Exercise description.
Leave out the pictures and return every entry exactly as it appears.

==================================================

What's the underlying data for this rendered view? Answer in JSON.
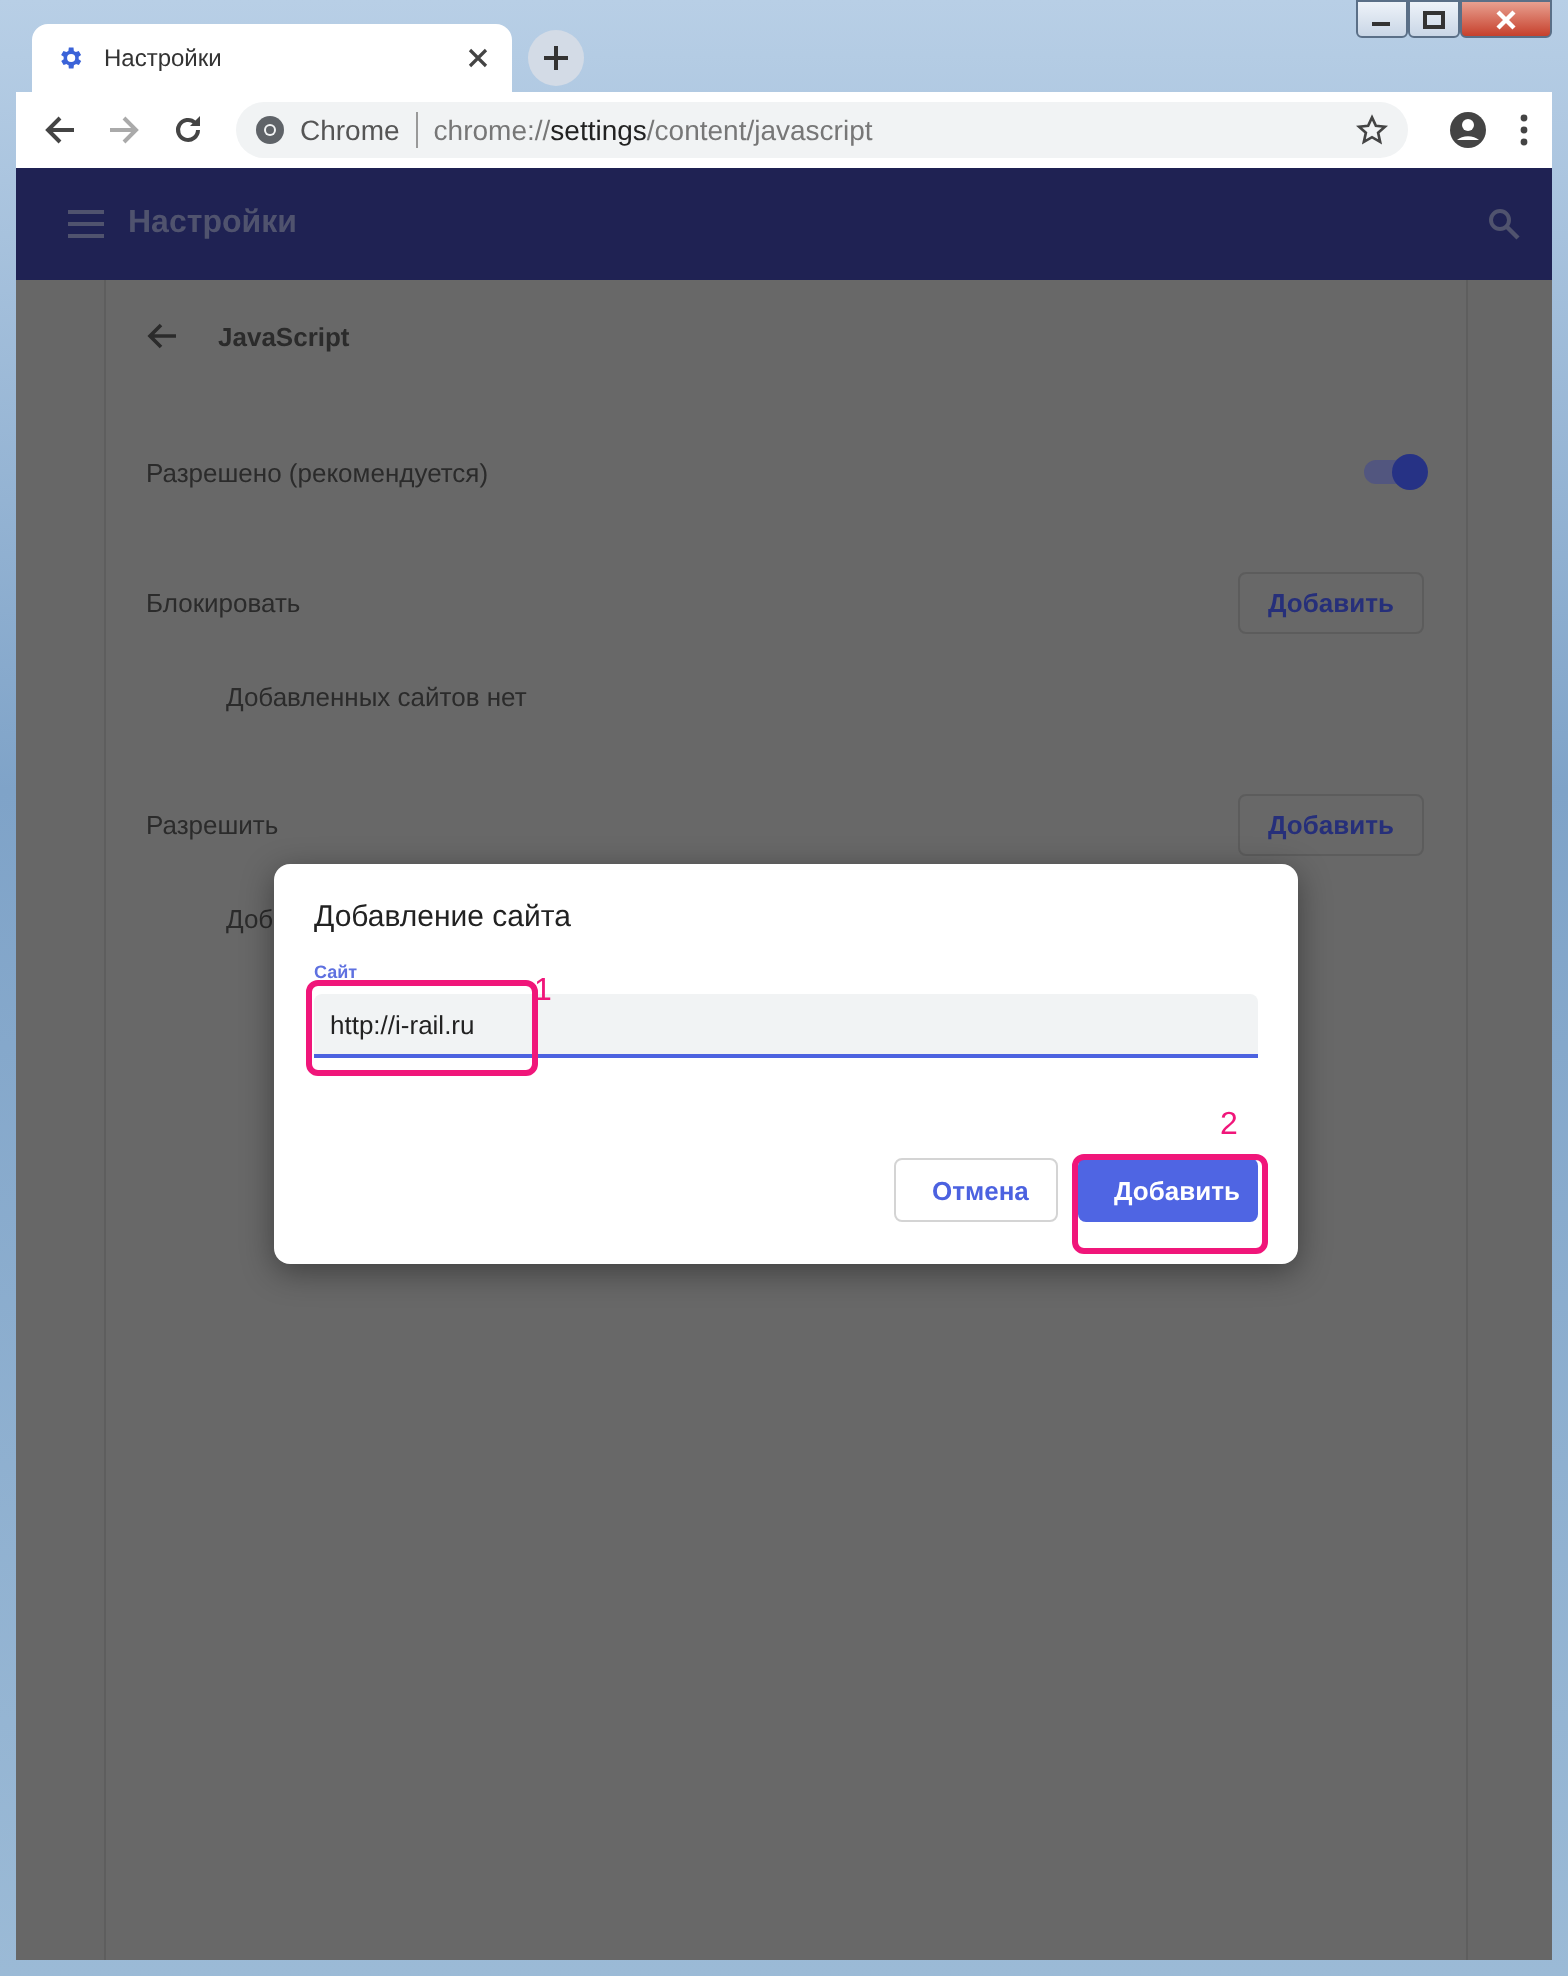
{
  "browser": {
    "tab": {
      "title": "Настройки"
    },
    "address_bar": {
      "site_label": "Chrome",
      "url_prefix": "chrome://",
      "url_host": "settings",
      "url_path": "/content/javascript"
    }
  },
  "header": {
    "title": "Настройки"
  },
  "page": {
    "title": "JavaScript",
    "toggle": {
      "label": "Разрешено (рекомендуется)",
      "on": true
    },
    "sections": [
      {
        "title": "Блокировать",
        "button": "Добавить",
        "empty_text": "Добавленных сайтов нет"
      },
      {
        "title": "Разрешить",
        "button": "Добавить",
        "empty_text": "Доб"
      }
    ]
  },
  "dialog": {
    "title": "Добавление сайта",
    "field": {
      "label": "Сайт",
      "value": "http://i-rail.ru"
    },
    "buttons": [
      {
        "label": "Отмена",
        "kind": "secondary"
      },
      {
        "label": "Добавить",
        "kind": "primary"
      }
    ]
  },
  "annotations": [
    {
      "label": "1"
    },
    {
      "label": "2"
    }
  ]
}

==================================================

Your solution.
What's the underlying data for this rendered view? Answer in JSON.
{
  "browser": {
    "tab": {
      "title": "Настройки"
    },
    "address_bar": {
      "site_label": "Chrome",
      "url_prefix": "chrome://",
      "url_host": "settings",
      "url_path": "/content/javascript"
    }
  },
  "header": {
    "title": "Настройки"
  },
  "page": {
    "title": "JavaScript",
    "toggle": {
      "label": "Разрешено (рекомендуется)",
      "on": true
    },
    "sections": [
      {
        "title": "Блокировать",
        "button": "Добавить",
        "empty_text": "Добавленных сайтов нет"
      },
      {
        "title": "Разрешить",
        "button": "Добавить",
        "empty_text": "Доб"
      }
    ]
  },
  "dialog": {
    "title": "Добавление сайта",
    "field": {
      "label": "Сайт",
      "value": "http://i-rail.ru"
    },
    "buttons": [
      {
        "label": "Отмена",
        "kind": "secondary"
      },
      {
        "label": "Добавить",
        "kind": "primary"
      }
    ]
  },
  "annotations": [
    {
      "label": "1"
    },
    {
      "label": "2"
    }
  ]
}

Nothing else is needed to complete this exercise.